Exercise directions
What you return should be every line of the material, unchanged.

[Opening Source data section]

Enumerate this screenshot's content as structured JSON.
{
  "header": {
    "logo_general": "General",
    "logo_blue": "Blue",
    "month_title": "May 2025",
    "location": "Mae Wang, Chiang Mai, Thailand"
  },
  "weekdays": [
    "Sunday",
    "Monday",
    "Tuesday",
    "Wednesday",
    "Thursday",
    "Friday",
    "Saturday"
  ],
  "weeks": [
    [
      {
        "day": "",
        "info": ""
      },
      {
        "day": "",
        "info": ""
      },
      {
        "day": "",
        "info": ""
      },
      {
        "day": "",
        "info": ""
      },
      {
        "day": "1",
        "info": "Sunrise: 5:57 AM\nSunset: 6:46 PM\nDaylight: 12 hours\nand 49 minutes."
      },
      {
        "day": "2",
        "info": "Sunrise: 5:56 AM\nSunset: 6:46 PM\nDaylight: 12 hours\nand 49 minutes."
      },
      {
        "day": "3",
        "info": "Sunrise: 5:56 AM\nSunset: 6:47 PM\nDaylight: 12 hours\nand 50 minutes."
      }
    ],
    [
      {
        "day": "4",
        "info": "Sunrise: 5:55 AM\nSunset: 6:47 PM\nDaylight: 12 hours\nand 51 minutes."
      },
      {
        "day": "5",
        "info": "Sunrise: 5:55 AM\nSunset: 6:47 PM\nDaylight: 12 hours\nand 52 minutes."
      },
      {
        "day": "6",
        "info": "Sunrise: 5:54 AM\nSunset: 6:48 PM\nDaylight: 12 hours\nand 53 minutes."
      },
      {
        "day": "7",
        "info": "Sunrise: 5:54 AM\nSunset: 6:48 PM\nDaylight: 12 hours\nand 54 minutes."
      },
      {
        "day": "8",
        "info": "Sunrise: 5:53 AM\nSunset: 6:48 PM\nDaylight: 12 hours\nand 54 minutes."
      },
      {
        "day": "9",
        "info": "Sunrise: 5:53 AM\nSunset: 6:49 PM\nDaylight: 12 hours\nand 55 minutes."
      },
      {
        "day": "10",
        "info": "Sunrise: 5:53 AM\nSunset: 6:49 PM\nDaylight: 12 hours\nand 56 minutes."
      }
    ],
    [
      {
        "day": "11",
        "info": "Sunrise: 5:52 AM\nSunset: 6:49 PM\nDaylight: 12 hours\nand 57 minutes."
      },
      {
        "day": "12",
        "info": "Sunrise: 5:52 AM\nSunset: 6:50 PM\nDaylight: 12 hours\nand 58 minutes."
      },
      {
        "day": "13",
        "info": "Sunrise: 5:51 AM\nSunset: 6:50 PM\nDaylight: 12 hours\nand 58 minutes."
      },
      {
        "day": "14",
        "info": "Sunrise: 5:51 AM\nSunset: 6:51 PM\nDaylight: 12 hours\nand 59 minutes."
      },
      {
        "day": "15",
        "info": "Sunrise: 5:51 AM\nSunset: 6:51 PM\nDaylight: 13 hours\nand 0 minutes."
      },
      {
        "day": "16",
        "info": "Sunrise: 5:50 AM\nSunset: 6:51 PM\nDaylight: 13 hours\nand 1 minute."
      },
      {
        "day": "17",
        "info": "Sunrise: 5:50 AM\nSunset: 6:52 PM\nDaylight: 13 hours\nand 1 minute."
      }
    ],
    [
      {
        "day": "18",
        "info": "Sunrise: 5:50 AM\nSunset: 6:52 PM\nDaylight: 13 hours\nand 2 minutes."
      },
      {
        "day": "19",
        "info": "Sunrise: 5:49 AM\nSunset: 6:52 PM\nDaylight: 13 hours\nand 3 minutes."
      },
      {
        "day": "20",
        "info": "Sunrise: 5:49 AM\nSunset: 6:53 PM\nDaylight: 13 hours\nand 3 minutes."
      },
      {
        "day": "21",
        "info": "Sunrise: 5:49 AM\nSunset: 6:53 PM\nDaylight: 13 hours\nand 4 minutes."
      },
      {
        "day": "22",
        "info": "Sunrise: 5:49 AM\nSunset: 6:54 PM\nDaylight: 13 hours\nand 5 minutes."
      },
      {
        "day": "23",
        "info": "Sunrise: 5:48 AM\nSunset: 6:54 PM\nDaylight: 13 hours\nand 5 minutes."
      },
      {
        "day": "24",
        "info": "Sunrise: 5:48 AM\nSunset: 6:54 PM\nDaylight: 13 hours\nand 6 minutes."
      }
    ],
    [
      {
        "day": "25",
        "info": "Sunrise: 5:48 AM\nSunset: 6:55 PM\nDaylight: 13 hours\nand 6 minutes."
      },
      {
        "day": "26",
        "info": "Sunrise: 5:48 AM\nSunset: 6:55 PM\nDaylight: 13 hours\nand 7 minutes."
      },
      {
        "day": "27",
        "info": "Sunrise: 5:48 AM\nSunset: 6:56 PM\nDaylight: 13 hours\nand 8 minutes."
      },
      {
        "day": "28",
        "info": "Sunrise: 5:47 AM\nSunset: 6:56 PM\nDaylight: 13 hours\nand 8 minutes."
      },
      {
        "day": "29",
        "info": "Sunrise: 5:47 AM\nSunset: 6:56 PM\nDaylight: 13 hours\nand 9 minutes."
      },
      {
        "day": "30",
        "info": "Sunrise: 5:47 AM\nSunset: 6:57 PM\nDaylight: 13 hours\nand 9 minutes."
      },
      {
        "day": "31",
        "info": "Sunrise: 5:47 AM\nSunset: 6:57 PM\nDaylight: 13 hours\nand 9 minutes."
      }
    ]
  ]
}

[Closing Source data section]

Task answer
Enumerate this screenshot's content as structured JSON.
{
  "header": {
    "logo_general": "General",
    "logo_blue": "Blue",
    "month_title": "May 2025",
    "location": "Mae Wang, Chiang Mai, Thailand"
  },
  "weekdays": [
    "Sunday",
    "Monday",
    "Tuesday",
    "Wednesday",
    "Thursday",
    "Friday",
    "Saturday"
  ],
  "weeks": [
    [
      {
        "day": "",
        "info": ""
      },
      {
        "day": "",
        "info": ""
      },
      {
        "day": "",
        "info": ""
      },
      {
        "day": "",
        "info": ""
      },
      {
        "day": "1",
        "info": "Sunrise: 5:57 AM\nSunset: 6:46 PM\nDaylight: 12 hours\nand 49 minutes."
      },
      {
        "day": "2",
        "info": "Sunrise: 5:56 AM\nSunset: 6:46 PM\nDaylight: 12 hours\nand 49 minutes."
      },
      {
        "day": "3",
        "info": "Sunrise: 5:56 AM\nSunset: 6:47 PM\nDaylight: 12 hours\nand 50 minutes."
      }
    ],
    [
      {
        "day": "4",
        "info": "Sunrise: 5:55 AM\nSunset: 6:47 PM\nDaylight: 12 hours\nand 51 minutes."
      },
      {
        "day": "5",
        "info": "Sunrise: 5:55 AM\nSunset: 6:47 PM\nDaylight: 12 hours\nand 52 minutes."
      },
      {
        "day": "6",
        "info": "Sunrise: 5:54 AM\nSunset: 6:48 PM\nDaylight: 12 hours\nand 53 minutes."
      },
      {
        "day": "7",
        "info": "Sunrise: 5:54 AM\nSunset: 6:48 PM\nDaylight: 12 hours\nand 54 minutes."
      },
      {
        "day": "8",
        "info": "Sunrise: 5:53 AM\nSunset: 6:48 PM\nDaylight: 12 hours\nand 54 minutes."
      },
      {
        "day": "9",
        "info": "Sunrise: 5:53 AM\nSunset: 6:49 PM\nDaylight: 12 hours\nand 55 minutes."
      },
      {
        "day": "10",
        "info": "Sunrise: 5:53 AM\nSunset: 6:49 PM\nDaylight: 12 hours\nand 56 minutes."
      }
    ],
    [
      {
        "day": "11",
        "info": "Sunrise: 5:52 AM\nSunset: 6:49 PM\nDaylight: 12 hours\nand 57 minutes."
      },
      {
        "day": "12",
        "info": "Sunrise: 5:52 AM\nSunset: 6:50 PM\nDaylight: 12 hours\nand 58 minutes."
      },
      {
        "day": "13",
        "info": "Sunrise: 5:51 AM\nSunset: 6:50 PM\nDaylight: 12 hours\nand 58 minutes."
      },
      {
        "day": "14",
        "info": "Sunrise: 5:51 AM\nSunset: 6:51 PM\nDaylight: 12 hours\nand 59 minutes."
      },
      {
        "day": "15",
        "info": "Sunrise: 5:51 AM\nSunset: 6:51 PM\nDaylight: 13 hours\nand 0 minutes."
      },
      {
        "day": "16",
        "info": "Sunrise: 5:50 AM\nSunset: 6:51 PM\nDaylight: 13 hours\nand 1 minute."
      },
      {
        "day": "17",
        "info": "Sunrise: 5:50 AM\nSunset: 6:52 PM\nDaylight: 13 hours\nand 1 minute."
      }
    ],
    [
      {
        "day": "18",
        "info": "Sunrise: 5:50 AM\nSunset: 6:52 PM\nDaylight: 13 hours\nand 2 minutes."
      },
      {
        "day": "19",
        "info": "Sunrise: 5:49 AM\nSunset: 6:52 PM\nDaylight: 13 hours\nand 3 minutes."
      },
      {
        "day": "20",
        "info": "Sunrise: 5:49 AM\nSunset: 6:53 PM\nDaylight: 13 hours\nand 3 minutes."
      },
      {
        "day": "21",
        "info": "Sunrise: 5:49 AM\nSunset: 6:53 PM\nDaylight: 13 hours\nand 4 minutes."
      },
      {
        "day": "22",
        "info": "Sunrise: 5:49 AM\nSunset: 6:54 PM\nDaylight: 13 hours\nand 5 minutes."
      },
      {
        "day": "23",
        "info": "Sunrise: 5:48 AM\nSunset: 6:54 PM\nDaylight: 13 hours\nand 5 minutes."
      },
      {
        "day": "24",
        "info": "Sunrise: 5:48 AM\nSunset: 6:54 PM\nDaylight: 13 hours\nand 6 minutes."
      }
    ],
    [
      {
        "day": "25",
        "info": "Sunrise: 5:48 AM\nSunset: 6:55 PM\nDaylight: 13 hours\nand 6 minutes."
      },
      {
        "day": "26",
        "info": "Sunrise: 5:48 AM\nSunset: 6:55 PM\nDaylight: 13 hours\nand 7 minutes."
      },
      {
        "day": "27",
        "info": "Sunrise: 5:48 AM\nSunset: 6:56 PM\nDaylight: 13 hours\nand 8 minutes."
      },
      {
        "day": "28",
        "info": "Sunrise: 5:47 AM\nSunset: 6:56 PM\nDaylight: 13 hours\nand 8 minutes."
      },
      {
        "day": "29",
        "info": "Sunrise: 5:47 AM\nSunset: 6:56 PM\nDaylight: 13 hours\nand 9 minutes."
      },
      {
        "day": "30",
        "info": "Sunrise: 5:47 AM\nSunset: 6:57 PM\nDaylight: 13 hours\nand 9 minutes."
      },
      {
        "day": "31",
        "info": "Sunrise: 5:47 AM\nSunset: 6:57 PM\nDaylight: 13 hours\nand 9 minutes."
      }
    ]
  ]
}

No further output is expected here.